I saw this over at The Zero-Waste Chef last week in a post about making tofu. The words just stood out to me and I wanted to share them with you.
I’ve always been careful with the environment. I’ve never been one to litter, I seamlessly jumped on the recycling train (so to speak) and started composting before a city-run program started. I’ve been using a washable silicone cup and cloth pantyliners for years (is that too much information?) – heck, I even chose to cloth diaper my kids! I also make most of my food from scratch.
Have you ever made cheese? When I started on this zero-waste journey of mine, I decided that I would try making my own cheese at home (because I loooooooooove cheese!). I figured that if I could do away with the non-recyclable plastic wrapper that systematically comes with any cheese I buy, then it would be a positive step (granted, I had also always been curious about cheese-making and wanted to give it a go). I picked a recipe that didn’t need any fancy ingredients: just whole milk, vinegar and salt.

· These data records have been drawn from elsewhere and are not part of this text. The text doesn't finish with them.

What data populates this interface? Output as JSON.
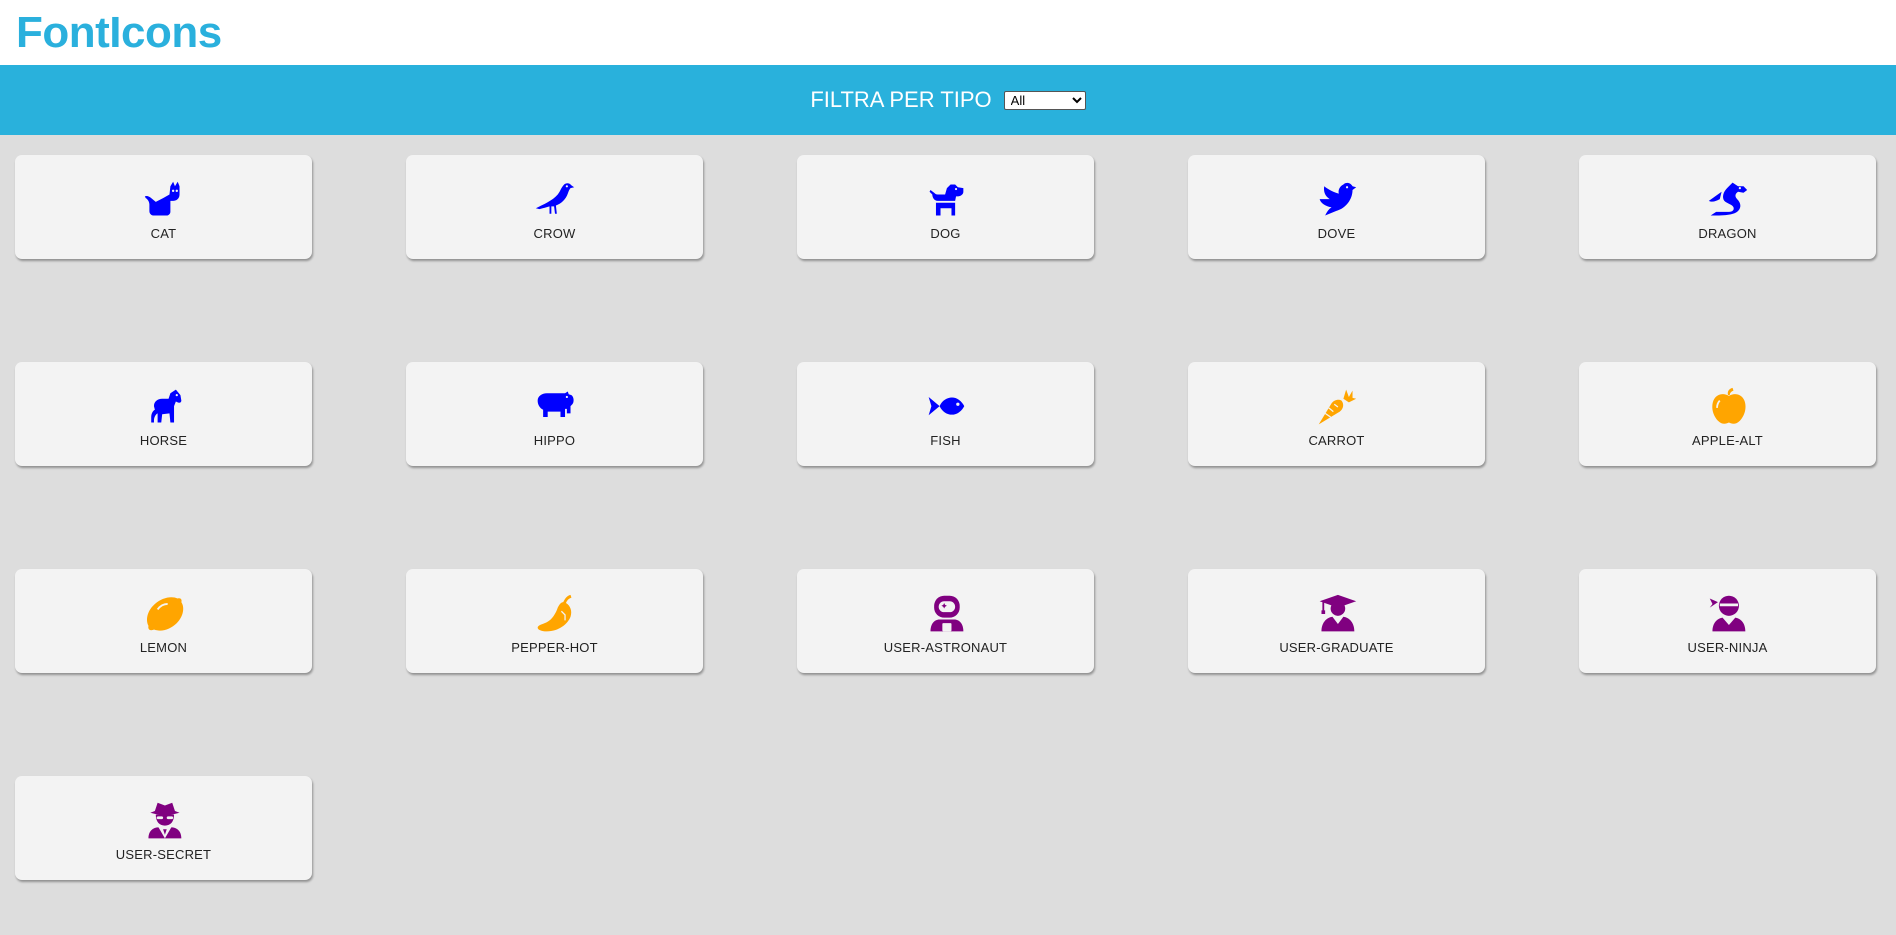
{
  "app": {
    "title": "FontIcons"
  },
  "filter": {
    "label": "FILTRA PER TIPO",
    "selected": "All",
    "options": [
      "All"
    ]
  },
  "colors": {
    "animal": "#0000ff",
    "food": "#ffa500",
    "people": "#800080",
    "brand": "#2ab0dd"
  },
  "icons": [
    {
      "name": "CAT",
      "icon": "cat-icon",
      "type": "animal"
    },
    {
      "name": "CROW",
      "icon": "crow-icon",
      "type": "animal"
    },
    {
      "name": "DOG",
      "icon": "dog-icon",
      "type": "animal"
    },
    {
      "name": "DOVE",
      "icon": "dove-icon",
      "type": "animal"
    },
    {
      "name": "DRAGON",
      "icon": "dragon-icon",
      "type": "animal"
    },
    {
      "name": "HORSE",
      "icon": "horse-icon",
      "type": "animal"
    },
    {
      "name": "HIPPO",
      "icon": "hippo-icon",
      "type": "animal"
    },
    {
      "name": "FISH",
      "icon": "fish-icon",
      "type": "animal"
    },
    {
      "name": "CARROT",
      "icon": "carrot-icon",
      "type": "food"
    },
    {
      "name": "APPLE-ALT",
      "icon": "apple-alt-icon",
      "type": "food"
    },
    {
      "name": "LEMON",
      "icon": "lemon-icon",
      "type": "food"
    },
    {
      "name": "PEPPER-HOT",
      "icon": "pepper-hot-icon",
      "type": "food"
    },
    {
      "name": "USER-ASTRONAUT",
      "icon": "user-astronaut-icon",
      "type": "people"
    },
    {
      "name": "USER-GRADUATE",
      "icon": "user-graduate-icon",
      "type": "people"
    },
    {
      "name": "USER-NINJA",
      "icon": "user-ninja-icon",
      "type": "people"
    },
    {
      "name": "USER-SECRET",
      "icon": "user-secret-icon",
      "type": "people"
    }
  ]
}
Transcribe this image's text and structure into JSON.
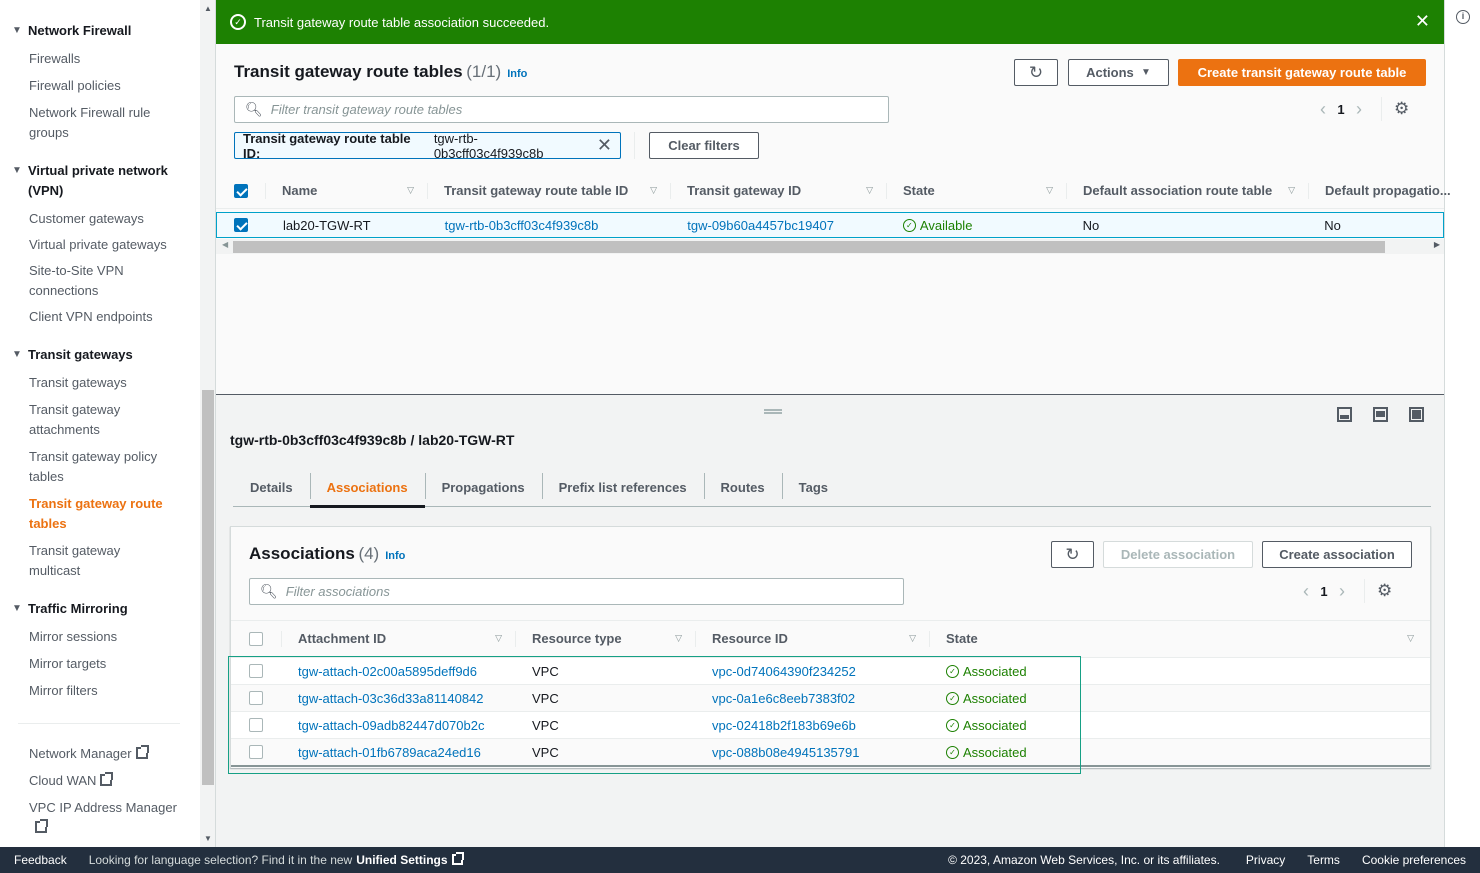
{
  "sidebar": {
    "sections": [
      {
        "title": "Network Firewall",
        "items": [
          "Firewalls",
          "Firewall policies",
          "Network Firewall rule groups"
        ]
      },
      {
        "title": "Virtual private network (VPN)",
        "items": [
          "Customer gateways",
          "Virtual private gateways",
          "Site-to-Site VPN connections",
          "Client VPN endpoints"
        ]
      },
      {
        "title": "Transit gateways",
        "items": [
          "Transit gateways",
          "Transit gateway attachments",
          "Transit gateway policy tables",
          "Transit gateway route tables",
          "Transit gateway multicast"
        ],
        "active_item": "Transit gateway route tables"
      },
      {
        "title": "Traffic Mirroring",
        "items": [
          "Mirror sessions",
          "Mirror targets",
          "Mirror filters"
        ]
      }
    ],
    "external_links": [
      "Network Manager",
      "Cloud WAN",
      "VPC IP Address Manager"
    ]
  },
  "flash": {
    "message": "Transit gateway route table association succeeded.",
    "type": "success",
    "color": "#1d8102"
  },
  "route_tables": {
    "title": "Transit gateway route tables",
    "count": "(1/1)",
    "info": "Info",
    "actions_label": "Actions",
    "create_label": "Create transit gateway route table",
    "filter_placeholder": "Filter transit gateway route tables",
    "filter_token": {
      "key": "Transit gateway route table ID:",
      "value": "tgw-rtb-0b3cff03c4f939c8b"
    },
    "clear_filters": "Clear filters",
    "page": "1",
    "columns": [
      "Name",
      "Transit gateway route table ID",
      "Transit gateway ID",
      "State",
      "Default association route table",
      "Default propagatio..."
    ],
    "rows": [
      {
        "selected": true,
        "name": "lab20-TGW-RT",
        "rtb_id": "tgw-rtb-0b3cff03c4f939c8b",
        "tgw_id": "tgw-09b60a4457bc19407",
        "state": "Available",
        "default_assoc": "No",
        "default_prop": "No"
      }
    ]
  },
  "detail": {
    "title": "tgw-rtb-0b3cff03c4f939c8b / lab20-TGW-RT",
    "tabs": [
      "Details",
      "Associations",
      "Propagations",
      "Prefix list references",
      "Routes",
      "Tags"
    ],
    "active_tab": "Associations",
    "associations": {
      "title": "Associations",
      "count": "(4)",
      "info": "Info",
      "delete_label": "Delete association",
      "create_label": "Create association",
      "filter_placeholder": "Filter associations",
      "page": "1",
      "columns": [
        "Attachment ID",
        "Resource type",
        "Resource ID",
        "State"
      ],
      "rows": [
        {
          "attachment_id": "tgw-attach-02c00a5895deff9d6",
          "resource_type": "VPC",
          "resource_id": "vpc-0d74064390f234252",
          "state": "Associated"
        },
        {
          "attachment_id": "tgw-attach-03c36d33a81140842",
          "resource_type": "VPC",
          "resource_id": "vpc-0a1e6c8eeb7383f02",
          "state": "Associated"
        },
        {
          "attachment_id": "tgw-attach-09adb82447d070b2c",
          "resource_type": "VPC",
          "resource_id": "vpc-02418b2f183b69e6b",
          "state": "Associated"
        },
        {
          "attachment_id": "tgw-attach-01fb6789aca24ed16",
          "resource_type": "VPC",
          "resource_id": "vpc-088b08e4945135791",
          "state": "Associated"
        }
      ]
    }
  },
  "footer": {
    "feedback": "Feedback",
    "language_prompt": "Looking for language selection? Find it in the new",
    "unified_settings": "Unified Settings",
    "copyright": "© 2023, Amazon Web Services, Inc. or its affiliates.",
    "privacy": "Privacy",
    "terms": "Terms",
    "cookies": "Cookie preferences"
  },
  "icons": {
    "success": "✓",
    "close": "✕",
    "caret": "▼",
    "refresh": "↻",
    "search": "⚲",
    "sort": "▽",
    "prev": "‹",
    "next": "›",
    "settings": "⚙",
    "info": "i"
  }
}
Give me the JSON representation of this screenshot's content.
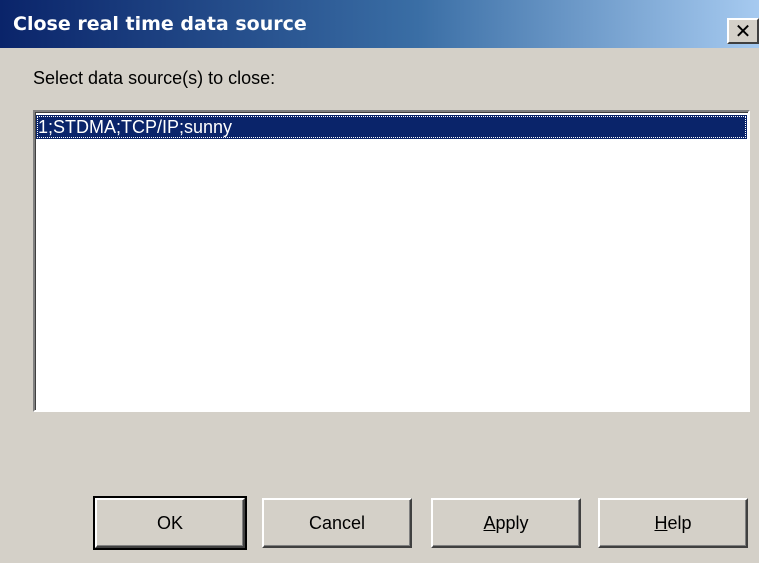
{
  "window": {
    "title": "Close real time data source",
    "close_glyph": "✕"
  },
  "prompt": "Select data source(s) to close:",
  "list": {
    "items": [
      "1;STDMA;TCP/IP;sunny"
    ],
    "selected_index": 0
  },
  "buttons": {
    "ok": "OK",
    "cancel": "Cancel",
    "apply_mnemonic": "A",
    "apply_rest": "pply",
    "help_mnemonic": "H",
    "help_rest": "elp"
  },
  "colors": {
    "titlebar_start": "#0a246a",
    "titlebar_end": "#a6caf0",
    "face": "#d4d0c8",
    "selection": "#0a246a"
  }
}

To say that I was astounded by the amount of whey left over from the process would be an understatement. I had never fully appreciated how much milk was required to make one small brick of cheese. Since I didn’t want to waste it, I stored the whey in the fridge and promised myself I would use it. Except there was so much that I was a bit overwhelmed and I ended up pouring it down the drain a couple of weeks later (whoops!)…and feeling guilty about it.
This is just one example, but it is just one of many! Making nut milk? You’ll have some meal left over. Making tofu? You’ll have okara left over. Making tomato sauce? Blanch, peel, season, simmer for hours, purée, cool. Making kale chips? Wash, rinse, cut, season, cook, cool (and sometimes, something is off and they’re inedible which is super frustrating!) – the process is a lot longer than just buying a bag and opening it up! Do you boil or steam food to cook it? The leftover water generally finds itself going down the drain!
The bottom line is that now, when I do purchase something that has already been transformed for me (because, I am human, have a limited amount of time in a day and can’t conceivable make absolutely everything from scratch), I am more conscious of all of the resources that were used for my convenience. I am more conscious of both the energy required to make the product (ie: the electricity used to power the appliances) and the by-products created by the process. And when I’m planning on making something that will create a by-product, I try to take the time to plan what I will do with it beforehand. I’ve also reevaluated my “needs” and have reduced my consumption of certain products that I enjoy (like cheese and almond milk), but can live without having as often as before.
What have you read lately that has helped you become more mindful of one aspect of your life?